This manuscript opens with the 20 letters “to the sons who follow his [Anthony’s] gentle path…and prayers to keep us from Satan’s example.” The letters are for the most part short, many not exceeding five folios. According to an introductory note, they are addressed to both men and women. The work is in a bold but relaxed hand. Each letter or other significant section is set off in red. There are no contemporary marginal glosses, but comments and corrections (some in English) in pencil were made by Fahim Moftah, whose name appears on the flyleaf. The letters are followed by ta’lim ruhani (spiritual instructions) “and wasayah [holy admonitions] from the sayings of Saint Anthony the Great.” The manuscript ends with stories and devotional advice in question-and-answer form, demonstrating simple faith and pragmatic wisdom. Saint Anthony (circa 250–355 or 356) is recognized as a founder of Christian monasticism and is venerated as such to this day. Thanks to a biography written by Saint Athanasius of Alexandria (died 373), details of Anthony’s life and teachings are more complete than for most early Church leaders, although modern scholarship has questioned details of the biography.
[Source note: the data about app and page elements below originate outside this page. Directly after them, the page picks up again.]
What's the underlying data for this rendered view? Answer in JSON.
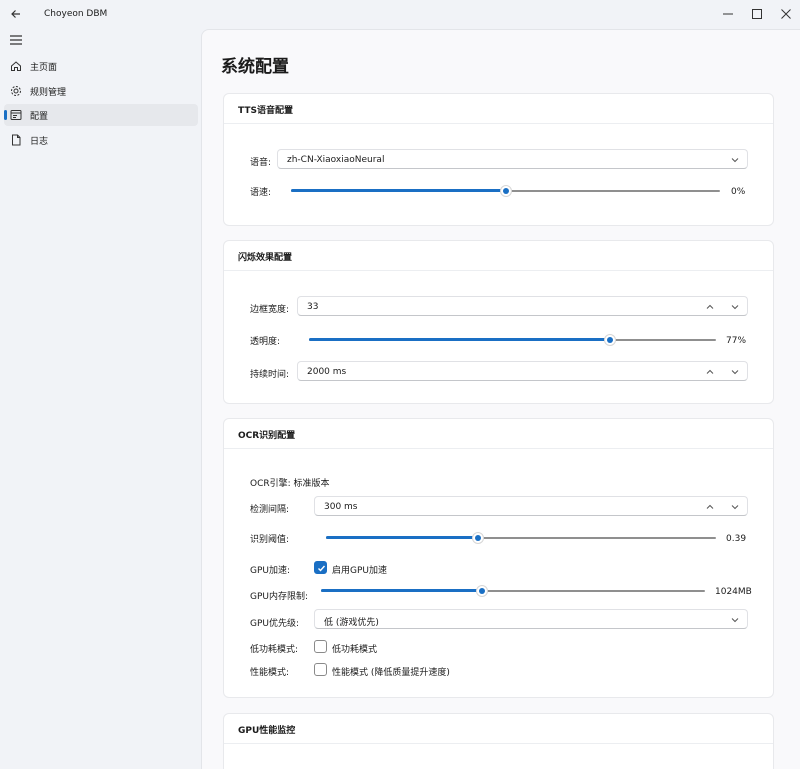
{
  "app": {
    "title": "Choyeon DBM"
  },
  "sidebar": {
    "items": [
      {
        "label": "主页面"
      },
      {
        "label": "规则管理"
      },
      {
        "label": "配置"
      },
      {
        "label": "日志"
      }
    ]
  },
  "page": {
    "title": "系统配置"
  },
  "tts": {
    "header": "TTS语音配置",
    "voice_label": "语音:",
    "voice_value": "zh-CN-XiaoxiaoNeural",
    "speed_label": "语速:",
    "speed_value": "0%",
    "speed_fraction": 0.5
  },
  "flash": {
    "header": "闪烁效果配置",
    "border_label": "边框宽度:",
    "border_value": "33",
    "opacity_label": "透明度:",
    "opacity_value": "77%",
    "opacity_fraction": 0.74,
    "duration_label": "持续时间:",
    "duration_value": "2000 ms"
  },
  "ocr": {
    "header": "OCR识别配置",
    "engine_text": "OCR引擎: 标准版本",
    "interval_label": "检测间隔:",
    "interval_value": "300 ms",
    "threshold_label": "识别阈值:",
    "threshold_value": "0.39",
    "threshold_fraction": 0.39,
    "gpu_accel_label": "GPU加速:",
    "gpu_accel_check": "启用GPU加速",
    "gpu_mem_label": "GPU内存限制:",
    "gpu_mem_value": "1024MB",
    "gpu_mem_fraction": 0.42,
    "gpu_priority_label": "GPU优先级:",
    "gpu_priority_value": "低 (游戏优先)",
    "low_power_label": "低功耗模式:",
    "low_power_check": "低功耗模式",
    "perf_label": "性能模式:",
    "perf_check": "性能模式 (降低质量提升速度)"
  },
  "gpu_monitor": {
    "header": "GPU性能监控"
  },
  "colors": {
    "accent": "#1a6fc4"
  }
}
Regardless of issues of accuracy, it was thanks to Athanasius’s Life that Anthony’s influence on monastic asceticism spread throughout the Christian world. Works ascribed to Anthony are still in print and are widely sold. This manuscript is part of the Iryan Moftah Collection of Coptic Books and Manuscripts at the American University in Cairo.

Last updated: July 21, 2014